May 22, 2020
4:32 PM

Wisconsin State Capitol (Photo by Ander107/CREDIT)

MIAMI — We are increasingly seeing the erosion of democratic institutions in the United States.

Our elections have historically seen widespread voter suppression tactics to keep people from the ballot box but Republicans are upping the ante. Wisconsin recently held its primary presidential election and a highly contested state supreme court election despite the outbreak of coronavirus across the globe.

The state supreme court overturned an executive order from Wisconsin’s governor to postpone elections and forced voters to stand in line for hours, six feet apart, under rain and sleet in the midst of a deadly pandemic. The GOP was hoping that depressed voter turnout would give conservative justice Dan Kelly a better opportunity to retain his seat. Fortunately, this was not the case, and progressive Jill Karofsky won that election.

It appears that the lesson Republicans got from that election was that it’s better to avoid elections altogether. In Georgia, conservative supreme court justice Keith Blackwell is resigning a few weeks before his six-year term expires. There was supposed to be an election but instead Georgia’s Republican governor Brian Kemp and the Republican secretary of state, Brad Raffensperger, outright canceled it. This will allow Kemp to appoint a successor instead, who will serve two years and allow the seat to remain under GOP control.

Just like that, a six-year term for Republicans turned into an eight-year one, and the voters in Georgia were robbed of an opportunity to participate in the democratic process and elect a supreme court justice.

Both the Democrat and Republican candidates for the supreme court seat filed lawsuits in an effort to have the election reinstated but these were struck down by the state supreme court in a 6-2 vote.

The rationale is a provision in the Georgia Constitution that states that “an appointee to an elective office shall serve until a successor is duly selected and qualified and until January 1 of the year following the next general election which is more than six months after such person’s appointment.” This is in conflict with another provision within the constitution that states an election must be held in case of a vacancy and suggests that the primary method of choosing a Georgia supreme court justice is not necessarily an election.

The Georgia decision means that any judge can effectively retire right before their term expires and if the governor is of their same political party, they can just appoint their replacement in this fashion.

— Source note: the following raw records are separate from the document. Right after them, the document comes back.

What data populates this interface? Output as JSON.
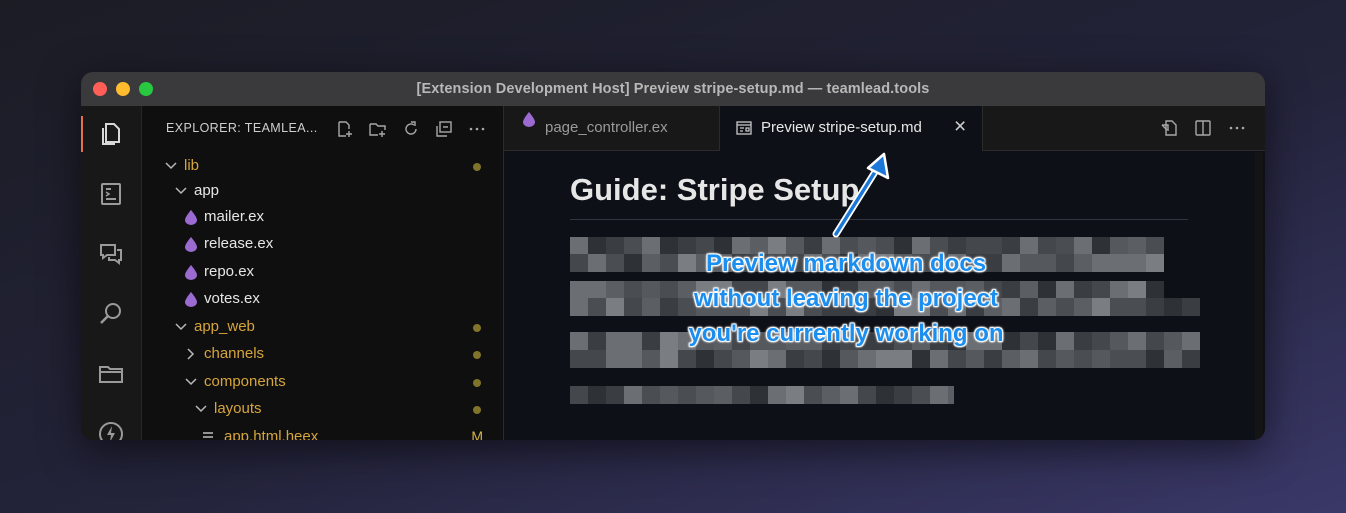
{
  "window": {
    "title": "[Extension Development Host] Preview stripe-setup.md — teamlead.tools"
  },
  "activity_bar": {
    "items": [
      {
        "icon": "files-icon",
        "active": true
      },
      {
        "icon": "preview-doc-icon"
      },
      {
        "icon": "comment-discussion-icon"
      },
      {
        "icon": "search-icon"
      },
      {
        "icon": "folder-icon"
      },
      {
        "icon": "lightning-icon"
      }
    ]
  },
  "sidebar": {
    "title": "EXPLORER: TEAMLEA...",
    "actions": [
      "new-file-icon",
      "new-folder-icon",
      "refresh-icon",
      "collapse-all-icon",
      "more-icon"
    ],
    "tree": [
      {
        "label": "lib",
        "type": "folder",
        "expanded": true,
        "indent": 0,
        "color": "#d6a53b",
        "dot": true
      },
      {
        "label": "app",
        "type": "folder",
        "expanded": true,
        "indent": 1,
        "color": "#e6e6e6",
        "dot": false
      },
      {
        "label": "mailer.ex",
        "type": "file",
        "indent": 2,
        "color": "#e6e6e6"
      },
      {
        "label": "release.ex",
        "type": "file",
        "indent": 2,
        "color": "#e6e6e6"
      },
      {
        "label": "repo.ex",
        "type": "file",
        "indent": 2,
        "color": "#e6e6e6"
      },
      {
        "label": "votes.ex",
        "type": "file",
        "indent": 2,
        "color": "#e6e6e6"
      },
      {
        "label": "app_web",
        "type": "folder",
        "expanded": true,
        "indent": 1,
        "color": "#d6a53b",
        "dot": true
      },
      {
        "label": "channels",
        "type": "folder",
        "expanded": false,
        "indent": 2,
        "color": "#d6a53b",
        "dot": true
      },
      {
        "label": "components",
        "type": "folder",
        "expanded": true,
        "indent": 2,
        "color": "#d6a53b",
        "dot": true
      },
      {
        "label": "layouts",
        "type": "folder",
        "expanded": true,
        "indent": 3,
        "color": "#d6a53b",
        "dot": true
      },
      {
        "label": "app.html.heex",
        "type": "file-lines",
        "indent": 4,
        "color": "#d6a53b",
        "badge": "M"
      }
    ]
  },
  "tabs": [
    {
      "label": "page_controller.ex",
      "icon": "elixir-drop-icon",
      "active": false
    },
    {
      "label": "Preview stripe-setup.md",
      "icon": "preview-icon",
      "active": true,
      "close": "×"
    }
  ],
  "editor_actions": [
    "open-source-icon",
    "split-editor-icon",
    "more-icon"
  ],
  "document": {
    "heading": "Guide: Stripe Setup"
  },
  "annotation": {
    "line1": "Preview markdown docs",
    "line2": "without leaving the project",
    "line3": "you're currently working on"
  }
}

Georgia and Wisconsin serve as a warning to the increasingly faltering democracy in the United States. For example, Wisconsin Republicans have taken control of the legislature without capturing the popular vote due to heavily gerrymandering districts. Even if Democrats won 54% of the vote, the GOP would still have a nine seat edge in the state assembly. The Wisconsin GOP can win 60% of the statehouse seats with just 48% of the vote.

The United States likes to boast of being a model for democracy but the reality is that people are not only kept from the ballot box through voter suppression but our elections themselves are being undermined by brazen power grabs. Trump himself admitted that Republicans benefited from lower voter turnout, saying, “the things they had in there were crazy. They had things, levels of voting that if you’d ever agreed to it, you’d never have a Republican elected in this country again.”

Instead of undermining our democratic processes for political gain, we should demand that instead we institute national vote by mail so people can vote safely at a time when they are at risk due to a global pandemic.


Thomas Kennedy is a communications fellow for Community Change Action. He was a member of the Bernie Sanders 2020 campaign and tweets from @Tomaskenn.